In 1915 Franz Kafka published the novella The Metamorphosis, a quite similar name, about a young man's unexpected transformation into a cockroach. Within The Golden Ass, there are a number of interpolations of other stories, notably, that of the myth of Eros and Psyche. In 1956, the great storyteller C. S. Lewis published the allegorical novel, Till We Have faces, retelling the Cupid-Psyche myth of books four through six from the point of view of Orual, Psyche's jealous ugly sister. The novel revolves upon the threat/hope of meeting the divine face to face. Lewis's novel is widely regarded as one of his most compelling works of fiction.

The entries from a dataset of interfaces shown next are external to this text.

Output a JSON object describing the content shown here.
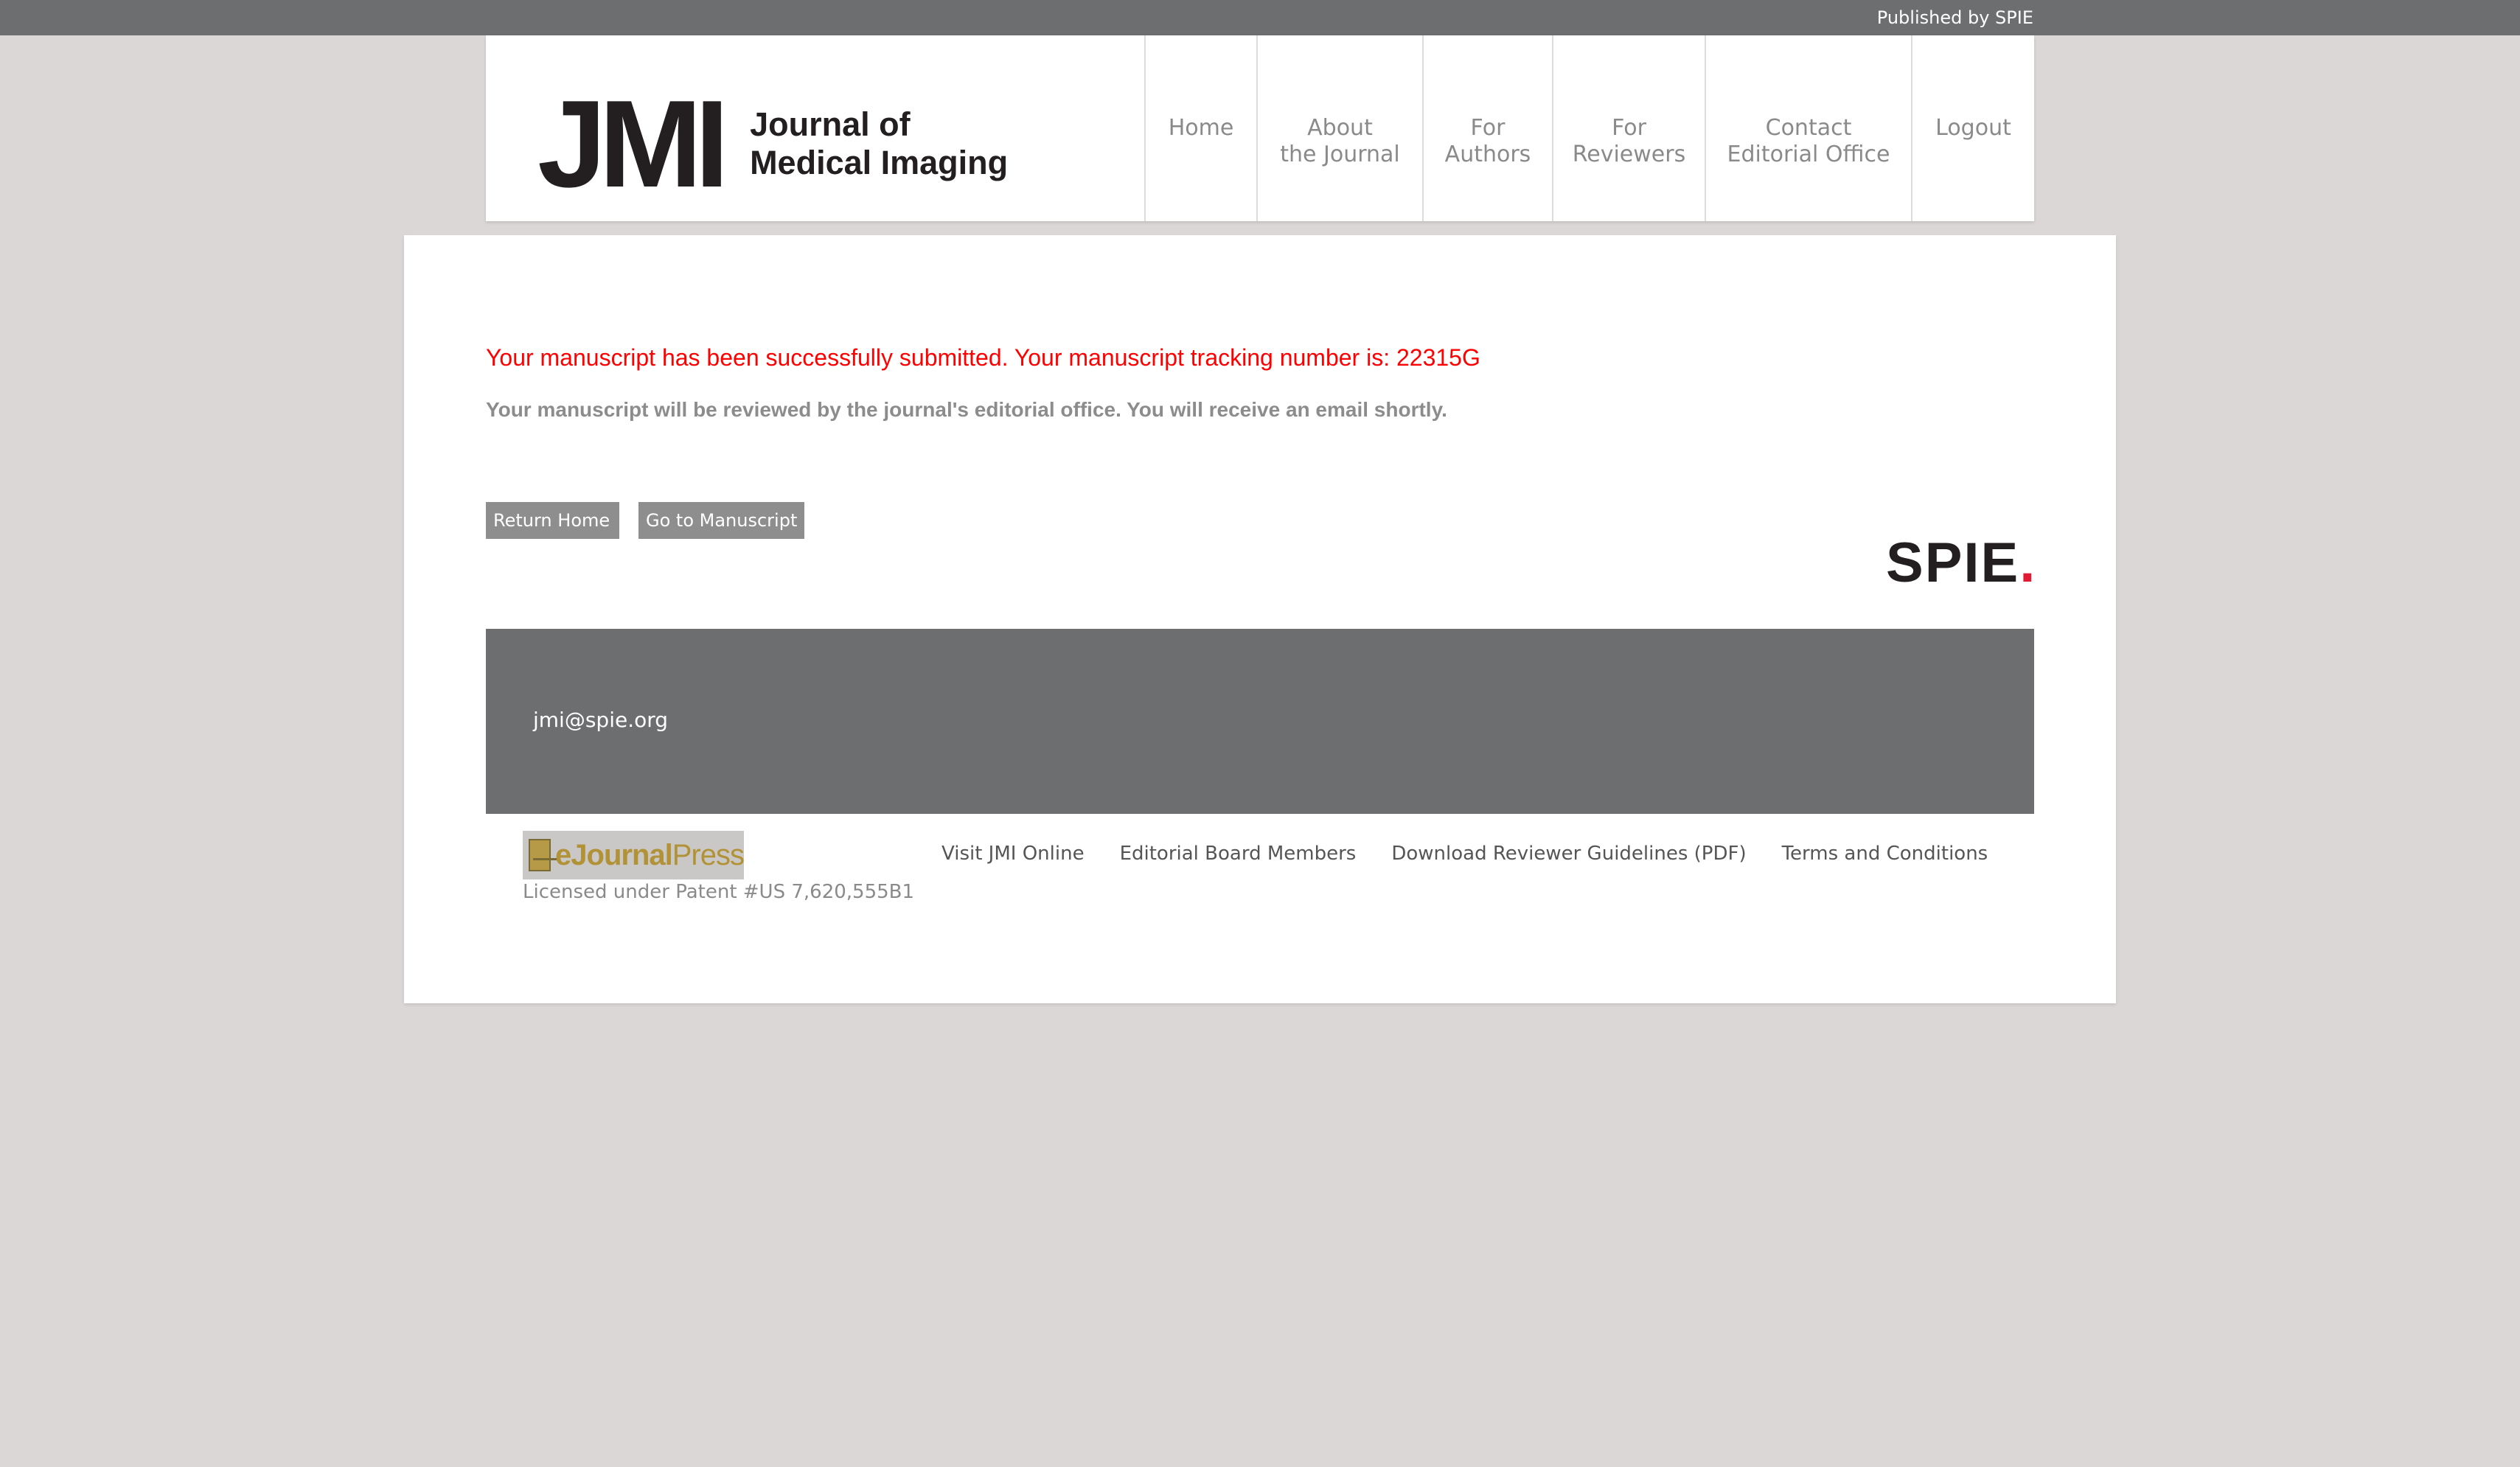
{
  "topbar": {
    "published_by": "Published by SPIE"
  },
  "header": {
    "logo": {
      "abbr": "JMI",
      "name_line1": "Journal of",
      "name_line2": "Medical Imaging"
    },
    "nav": [
      {
        "label": "Home"
      },
      {
        "label": "About\nthe Journal"
      },
      {
        "label": "For\nAuthors"
      },
      {
        "label": "For\nReviewers"
      },
      {
        "label": "Contact\nEditorial Office"
      },
      {
        "label": "Logout"
      }
    ]
  },
  "main": {
    "success_message": "Your manuscript has been successfully submitted. Your manuscript tracking number is: 22315G",
    "note": "Your manuscript will be reviewed by the journal's editorial office. You will receive an email shortly.",
    "buttons": {
      "return_home": "Return Home",
      "go_to_manuscript": "Go to Manuscript"
    },
    "spie_logo": {
      "text": "SPIE",
      "dot": "."
    }
  },
  "contact": {
    "email": "jmi@spie.org"
  },
  "footer": {
    "ejournalpress": {
      "bold_part": "eJournal",
      "regular_part": "Press"
    },
    "patent": "Licensed under Patent #US 7,620,555B1",
    "links": [
      {
        "label": "Visit JMI Online"
      },
      {
        "label": "Editorial Board Members"
      },
      {
        "label": "Download Reviewer Guidelines (PDF)"
      },
      {
        "label": "Terms and Conditions"
      }
    ]
  },
  "colors": {
    "topbar": "#6d6e70",
    "page_background": "#dbd7d6",
    "success_red": "#ff0000",
    "spie_dot_red": "#e21b35",
    "button_gray": "#8e8e8e",
    "ejp_gold": "#b29236"
  }
}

Crude, bestial and boisterous, The Golden Ass is as compelling today, as when it was first written, thousands of years ago. Perhaps our Cultural organisations can institute a Golden Ass award for the production of particularly racy pieces of literature. Until next week then, a paraphrasis of the eternal question niggling at the minds of the Black Eyed Peas: "Watcha gonna do with all that Golden Ass inside them jeans?" Lucius Apuleius at least, has a few ideas.


First published in NKEE on Saturday 20 November 2010